Sure, federalism principles hold that state issues should be decided on the state level (setting aside, for purposes of this discussion, the implications of the "full faith and credit clause" -- the potential impact of which justified the creation of DOMA).
But separation of powers principles require that each branch of government adhere to its own role. As every schoolchild should know, the role of the judiciary is not to make the law; it is to interpret it. Here, judges created new legal rights and obligations that are not clearly appearing in (or at least obviously implied by) a constitution, doing so under the guise of "interpreting the law."
That means the court has engaged in a quintessentially legislative function (i.e., making the law). On top of it, given that this legal right/obligation was not only not recognized by the people of the state, but was recently expressly rejected by them -- and, in fact, runs counter to the understanding of marriage for centuries -- it is an act of unbridled arrogance . . . even lawlessness.
It's tempting for those who see themselves as libertarians to approve this ruling, on the reasoning that the state shouldn't be involved in marriage anyway, or some such rationale. In truth, though, those devoted to the cause of liberty should be the first to protest it -- as should every freedom-loving person, whether or not s/he supports the cause of gay marriage.
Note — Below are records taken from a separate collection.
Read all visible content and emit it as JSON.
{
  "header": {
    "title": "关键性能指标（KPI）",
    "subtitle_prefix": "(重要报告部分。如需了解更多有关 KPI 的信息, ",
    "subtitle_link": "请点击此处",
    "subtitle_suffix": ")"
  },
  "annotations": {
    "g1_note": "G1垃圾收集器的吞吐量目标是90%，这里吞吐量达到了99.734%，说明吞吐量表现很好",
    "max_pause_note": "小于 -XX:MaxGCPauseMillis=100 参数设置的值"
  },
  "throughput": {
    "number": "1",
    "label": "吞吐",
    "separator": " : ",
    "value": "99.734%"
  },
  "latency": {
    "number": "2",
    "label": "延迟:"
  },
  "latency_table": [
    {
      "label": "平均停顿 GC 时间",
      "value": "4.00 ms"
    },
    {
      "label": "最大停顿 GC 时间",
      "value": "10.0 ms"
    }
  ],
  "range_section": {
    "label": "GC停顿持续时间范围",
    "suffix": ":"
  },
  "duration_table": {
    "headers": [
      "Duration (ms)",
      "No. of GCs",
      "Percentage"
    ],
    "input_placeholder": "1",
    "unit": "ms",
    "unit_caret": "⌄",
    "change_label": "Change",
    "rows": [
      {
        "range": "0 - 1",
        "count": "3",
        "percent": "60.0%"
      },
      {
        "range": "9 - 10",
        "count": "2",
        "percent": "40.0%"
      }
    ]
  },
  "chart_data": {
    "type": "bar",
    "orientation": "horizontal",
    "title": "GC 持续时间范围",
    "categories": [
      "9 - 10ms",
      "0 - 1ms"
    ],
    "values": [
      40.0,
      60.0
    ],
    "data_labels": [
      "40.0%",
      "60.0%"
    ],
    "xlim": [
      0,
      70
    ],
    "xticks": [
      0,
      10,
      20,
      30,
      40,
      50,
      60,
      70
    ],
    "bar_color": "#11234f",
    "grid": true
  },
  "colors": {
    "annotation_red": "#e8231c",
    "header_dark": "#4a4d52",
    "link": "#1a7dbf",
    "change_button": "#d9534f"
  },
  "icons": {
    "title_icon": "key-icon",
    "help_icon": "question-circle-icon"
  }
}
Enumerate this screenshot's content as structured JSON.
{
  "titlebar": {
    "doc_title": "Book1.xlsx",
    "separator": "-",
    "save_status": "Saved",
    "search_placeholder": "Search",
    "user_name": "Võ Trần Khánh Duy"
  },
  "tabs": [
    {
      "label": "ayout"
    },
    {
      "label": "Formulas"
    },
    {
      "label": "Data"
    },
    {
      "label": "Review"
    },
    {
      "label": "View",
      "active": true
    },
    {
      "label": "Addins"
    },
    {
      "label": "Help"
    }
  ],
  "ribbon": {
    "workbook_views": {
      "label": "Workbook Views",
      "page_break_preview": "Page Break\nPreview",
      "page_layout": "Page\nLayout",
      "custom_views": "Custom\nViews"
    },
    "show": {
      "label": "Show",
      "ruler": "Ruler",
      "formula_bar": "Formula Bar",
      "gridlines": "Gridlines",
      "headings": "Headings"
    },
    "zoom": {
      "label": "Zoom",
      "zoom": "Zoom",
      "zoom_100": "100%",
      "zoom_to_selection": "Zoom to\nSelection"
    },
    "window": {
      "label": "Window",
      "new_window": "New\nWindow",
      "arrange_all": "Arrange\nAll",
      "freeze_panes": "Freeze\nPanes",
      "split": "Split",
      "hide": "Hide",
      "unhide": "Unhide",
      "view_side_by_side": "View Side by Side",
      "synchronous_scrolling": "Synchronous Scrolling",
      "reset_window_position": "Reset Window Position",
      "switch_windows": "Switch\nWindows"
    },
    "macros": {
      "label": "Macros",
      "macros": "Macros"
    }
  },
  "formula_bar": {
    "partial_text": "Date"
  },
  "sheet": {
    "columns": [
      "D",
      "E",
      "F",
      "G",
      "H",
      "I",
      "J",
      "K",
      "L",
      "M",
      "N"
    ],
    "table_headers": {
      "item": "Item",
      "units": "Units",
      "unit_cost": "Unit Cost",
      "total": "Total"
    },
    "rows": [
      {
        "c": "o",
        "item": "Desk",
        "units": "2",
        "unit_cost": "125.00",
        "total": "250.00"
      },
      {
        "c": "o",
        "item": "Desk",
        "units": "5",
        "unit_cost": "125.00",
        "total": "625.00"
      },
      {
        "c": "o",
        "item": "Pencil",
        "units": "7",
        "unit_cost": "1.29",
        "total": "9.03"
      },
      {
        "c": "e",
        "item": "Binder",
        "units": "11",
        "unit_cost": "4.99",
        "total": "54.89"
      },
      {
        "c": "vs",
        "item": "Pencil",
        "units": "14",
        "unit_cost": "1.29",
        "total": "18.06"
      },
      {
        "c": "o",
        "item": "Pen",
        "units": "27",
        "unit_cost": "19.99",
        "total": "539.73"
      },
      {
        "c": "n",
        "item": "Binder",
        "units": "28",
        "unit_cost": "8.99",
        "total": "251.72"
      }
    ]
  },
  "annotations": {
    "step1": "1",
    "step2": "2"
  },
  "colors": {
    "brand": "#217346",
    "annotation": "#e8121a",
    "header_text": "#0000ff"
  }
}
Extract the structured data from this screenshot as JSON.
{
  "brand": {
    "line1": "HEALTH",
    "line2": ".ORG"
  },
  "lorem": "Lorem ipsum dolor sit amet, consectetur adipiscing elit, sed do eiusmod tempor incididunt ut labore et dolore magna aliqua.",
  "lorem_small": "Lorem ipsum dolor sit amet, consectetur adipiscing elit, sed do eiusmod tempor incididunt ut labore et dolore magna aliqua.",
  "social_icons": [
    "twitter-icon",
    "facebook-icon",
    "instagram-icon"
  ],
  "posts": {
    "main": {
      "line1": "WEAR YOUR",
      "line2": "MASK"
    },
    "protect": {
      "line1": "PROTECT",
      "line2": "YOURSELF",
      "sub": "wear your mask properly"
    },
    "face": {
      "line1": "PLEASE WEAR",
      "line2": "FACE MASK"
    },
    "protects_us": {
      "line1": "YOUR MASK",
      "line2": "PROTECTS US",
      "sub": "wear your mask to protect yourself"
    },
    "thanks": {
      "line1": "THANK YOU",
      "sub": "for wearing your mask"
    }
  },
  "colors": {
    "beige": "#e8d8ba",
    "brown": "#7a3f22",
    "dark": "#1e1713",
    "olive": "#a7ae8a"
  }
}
That's because, if a largely unaccountable black-robed obligarchy can create legal rights and obligations out of whole cloth against the expressed will of the people, haven't we the people handed them a blank check to rule over us, guided only by their own whim?